For example, they long used DNA barcoding to identify hidden species or biotypes of natural enemies of weeds that differ in important biological characters, in an effort to increase the number of prospective biocontrol agents available. Recent efforts are undertaken to barcode the assemblage of natural enemies associated with the weeds and to enrich the existing molecular databases.

French Broom

An ecologically sound approach to manage invasive weeds in the U.S. is through the use of insects that feed and damage only the target weed. EBCL identified two insect species that feed and significantly damage French broom, a highly invasive weed in California.  

French broom
French Broom. (Photo courtesy of the European Biological Control Laboratory)

One weevil (Lepidapion argentatum) is both a gall maker and a seed feeder, and one psyllid (Arytinnis hakani) is damaging French broom by sucking the sap from the stems and leaves. These insect species both reduce the weed’s growth.

EBCL researchers are using novel chemical ecology techniques to investigate the olfactory preferences of the French broom psyllid. The main focus is to understand what plant odors attract the psyllid in an effort to predict its behavior in the field when introduced as a biocontrol agent into California.

Research is continuing to determine if these insects only attack French broom before safely releasing them into the U.S. The research will involve outdoor evaluation of two potential biological control candidates which hopefully will lead to the preparation of a petition for eventual release.

Medusahead and Tree-of-Heaven

Exploration in Europe recently revealed potential agents for two targets of particular interest and importance including medusahead rye, which is distributed throughout the Western U.S. and tree-of-heaven, which is predominantly present in the Eastern U.S.

Medusahead impacts millions of hectares of rangelands and tree-of-heaven is highly invasive in field, urban and suburban areas causing significant disturbance of cultivated and natural areas.

Partnering with the Biotechnology and Biological Control Agency in Rome, EBCL employees recently discovered a galling wasp (Tetramesa amica) on Medusahead in Greece. The population is very localized but apparently negatively impacts plant growth by forming galls on the stems (see the arrow in the photo below) that replace seeds.

A gall appears on the Medusahead’s stem. (Photo courtesy of the European Biological Control Laboratory)

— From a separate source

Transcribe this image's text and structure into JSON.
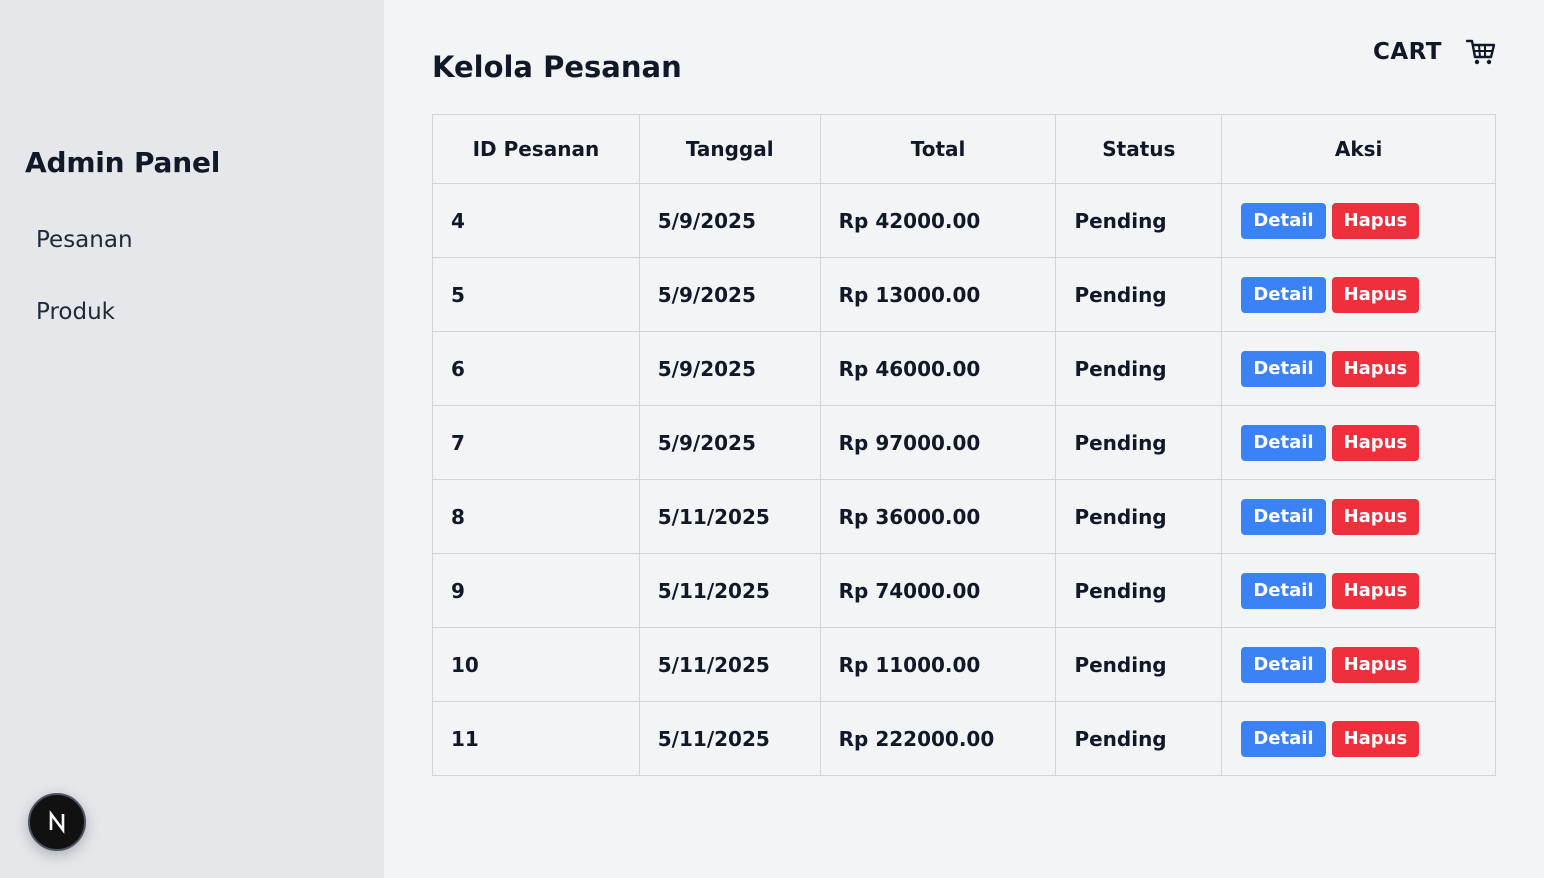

An eriophyid mite species, Aculus mosoniensis, was found in different European countries always associated with the tree-of-heaven. This mite induces downward rolling of leaves with reddening (see arrow in the photo below). Once infested, the plant growth is reduced.

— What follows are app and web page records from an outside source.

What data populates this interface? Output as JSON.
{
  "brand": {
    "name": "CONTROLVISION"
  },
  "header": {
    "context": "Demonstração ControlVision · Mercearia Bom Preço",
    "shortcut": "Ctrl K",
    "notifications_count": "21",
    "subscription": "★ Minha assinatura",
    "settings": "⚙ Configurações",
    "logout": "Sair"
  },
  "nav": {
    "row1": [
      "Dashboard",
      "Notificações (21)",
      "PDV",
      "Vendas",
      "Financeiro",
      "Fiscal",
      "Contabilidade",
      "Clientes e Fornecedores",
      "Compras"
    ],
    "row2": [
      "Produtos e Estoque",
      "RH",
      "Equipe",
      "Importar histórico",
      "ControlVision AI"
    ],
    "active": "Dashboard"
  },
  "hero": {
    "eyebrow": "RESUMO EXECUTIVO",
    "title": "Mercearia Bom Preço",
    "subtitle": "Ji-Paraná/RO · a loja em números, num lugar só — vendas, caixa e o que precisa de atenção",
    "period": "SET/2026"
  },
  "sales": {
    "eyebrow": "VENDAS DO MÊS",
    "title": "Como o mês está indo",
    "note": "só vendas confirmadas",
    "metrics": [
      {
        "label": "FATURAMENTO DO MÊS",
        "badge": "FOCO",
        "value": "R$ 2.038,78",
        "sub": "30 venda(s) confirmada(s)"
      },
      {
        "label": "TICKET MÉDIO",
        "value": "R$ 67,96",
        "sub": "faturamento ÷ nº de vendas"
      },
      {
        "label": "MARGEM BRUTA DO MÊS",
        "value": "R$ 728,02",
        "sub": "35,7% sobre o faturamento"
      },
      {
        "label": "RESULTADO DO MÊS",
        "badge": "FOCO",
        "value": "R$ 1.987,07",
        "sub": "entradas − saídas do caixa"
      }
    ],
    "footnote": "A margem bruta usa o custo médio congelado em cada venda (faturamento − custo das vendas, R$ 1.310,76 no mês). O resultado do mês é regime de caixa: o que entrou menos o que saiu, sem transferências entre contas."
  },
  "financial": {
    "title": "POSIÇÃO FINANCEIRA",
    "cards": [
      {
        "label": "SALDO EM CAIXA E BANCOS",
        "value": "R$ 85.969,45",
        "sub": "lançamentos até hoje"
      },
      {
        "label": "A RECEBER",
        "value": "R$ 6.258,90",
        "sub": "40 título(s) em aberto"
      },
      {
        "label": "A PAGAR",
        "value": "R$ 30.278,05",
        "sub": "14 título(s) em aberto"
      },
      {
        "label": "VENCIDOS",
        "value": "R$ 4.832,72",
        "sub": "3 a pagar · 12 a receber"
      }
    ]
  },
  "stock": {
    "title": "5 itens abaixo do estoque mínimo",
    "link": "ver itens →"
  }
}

In 2020, an open field test was initiated at the Biotechnology and Biological Control Agency facilities, exposing tree-of-heaven and 14 nontarget plants species to the biocontrol candidate agent. Results showed a narrow host specificity of the mite, recorded only from the target weed species.

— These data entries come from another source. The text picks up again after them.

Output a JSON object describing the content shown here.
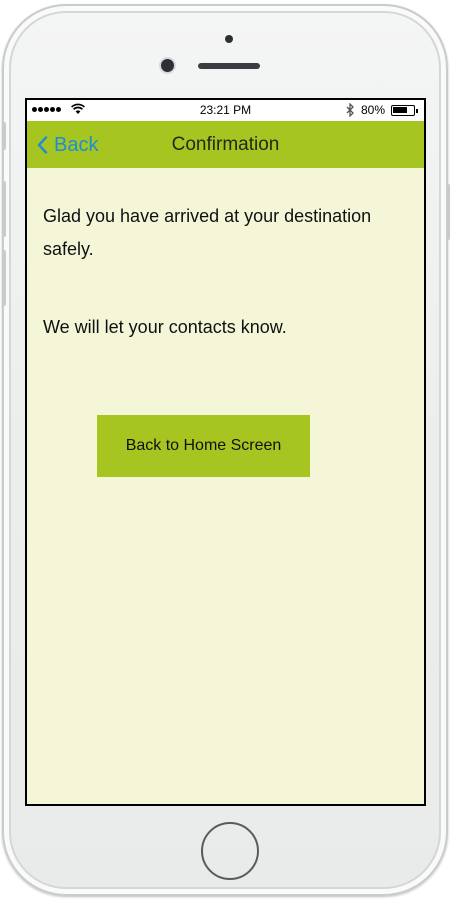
{
  "status_bar": {
    "time": "23:21 PM",
    "battery_percent": "80%",
    "battery_level": 0.8,
    "signal_dots": 5,
    "icons": [
      "signal-dots-icon",
      "wifi-icon",
      "bluetooth-icon",
      "battery-icon"
    ]
  },
  "nav": {
    "back_label": "Back",
    "title": "Confirmation",
    "back_icon": "chevron-left-icon"
  },
  "content": {
    "message_1": "Glad you have arrived at your destination safely.",
    "message_2": "We will let your contacts know.",
    "button_label": "Back to Home Screen"
  },
  "colors": {
    "nav_bar": "#a6c521",
    "screen_background": "#f5f6d8",
    "back_link": "#1f8dd6",
    "button": "#a6c521"
  }
}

Reddening appears on the tree-of-heaven. (Photo courtesy of the European Biological Control Laboratory)

Authors: René Sforza, Marie-Claude Bon, Javid Kashefi, Mélanie Tannières, and Massimo Cristofaro

Contact: Michael Grodowitz,

The European Biological Control Laboratory (EBCL) was established in 1991 near Montpellier, France. EBCL was created by the merger of the former European Parasite Laboratory, established in Paris in 1919, and the Biological Control of Weeds Laboratory in Rome. EBCL has a satellite laboratory in Thessaloniki, Greece. As the only USDA ARS-operated laboratory outside the United States, EBCL develops biological control technologies which can be used to suppress invading weeds and insect pests of Eurasian origin. EBCL researchers do this by searching for natural enemies (insects, mites, and pathogens) in their native habitat, determining their identity, testing their host specificity and potential impact in laboratory and field experiments, and shipping promising organisms to the U.S. for further testing as biological control agents. EBCL collaborates with scientists in many countries in Europe, Asia, and Africa to explore in regions of origin of the target weeds and insects.